>>>>>

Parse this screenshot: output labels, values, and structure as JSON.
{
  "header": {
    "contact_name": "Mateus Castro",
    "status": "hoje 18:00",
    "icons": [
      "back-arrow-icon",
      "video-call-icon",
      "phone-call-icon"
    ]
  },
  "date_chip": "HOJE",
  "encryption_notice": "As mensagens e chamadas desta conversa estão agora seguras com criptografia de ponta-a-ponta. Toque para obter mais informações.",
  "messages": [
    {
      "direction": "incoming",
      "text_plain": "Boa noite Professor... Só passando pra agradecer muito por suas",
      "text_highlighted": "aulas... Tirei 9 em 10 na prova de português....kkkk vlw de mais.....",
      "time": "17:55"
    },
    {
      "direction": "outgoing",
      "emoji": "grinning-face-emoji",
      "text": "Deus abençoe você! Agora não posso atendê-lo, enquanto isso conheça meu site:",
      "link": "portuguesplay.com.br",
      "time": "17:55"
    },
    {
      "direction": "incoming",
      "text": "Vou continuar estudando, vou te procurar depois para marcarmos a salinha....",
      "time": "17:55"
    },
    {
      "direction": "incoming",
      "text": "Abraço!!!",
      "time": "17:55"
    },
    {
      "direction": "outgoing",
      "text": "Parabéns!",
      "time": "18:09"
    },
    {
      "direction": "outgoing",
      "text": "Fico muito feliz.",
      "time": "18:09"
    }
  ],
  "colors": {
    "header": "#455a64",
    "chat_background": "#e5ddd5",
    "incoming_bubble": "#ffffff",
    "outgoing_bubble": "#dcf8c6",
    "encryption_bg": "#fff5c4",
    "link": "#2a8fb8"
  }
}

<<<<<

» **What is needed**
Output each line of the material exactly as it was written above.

» **Answer to the problem**
Parse this screenshot: output labels, values, and structure as JSON.
{
  "header": {
    "contact_name": "Mateus Castro",
    "status": "hoje 18:00",
    "icons": [
      "back-arrow-icon",
      "video-call-icon",
      "phone-call-icon"
    ]
  },
  "date_chip": "HOJE",
  "encryption_notice": "As mensagens e chamadas desta conversa estão agora seguras com criptografia de ponta-a-ponta. Toque para obter mais informações.",
  "messages": [
    {
      "direction": "incoming",
      "text_plain": "Boa noite Professor... Só passando pra agradecer muito por suas",
      "text_highlighted": "aulas... Tirei 9 em 10 na prova de português....kkkk vlw de mais.....",
      "time": "17:55"
    },
    {
      "direction": "outgoing",
      "emoji": "grinning-face-emoji",
      "text": "Deus abençoe você! Agora não posso atendê-lo, enquanto isso conheça meu site:",
      "link": "portuguesplay.com.br",
      "time": "17:55"
    },
    {
      "direction": "incoming",
      "text": "Vou continuar estudando, vou te procurar depois para marcarmos a salinha....",
      "time": "17:55"
    },
    {
      "direction": "incoming",
      "text": "Abraço!!!",
      "time": "17:55"
    },
    {
      "direction": "outgoing",
      "text": "Parabéns!",
      "time": "18:09"
    },
    {
      "direction": "outgoing",
      "text": "Fico muito feliz.",
      "time": "18:09"
    }
  ],
  "colors": {
    "header": "#455a64",
    "chat_background": "#e5ddd5",
    "incoming_bubble": "#ffffff",
    "outgoing_bubble": "#dcf8c6",
    "encryption_bg": "#fff5c4",
    "link": "#2a8fb8"
  }
}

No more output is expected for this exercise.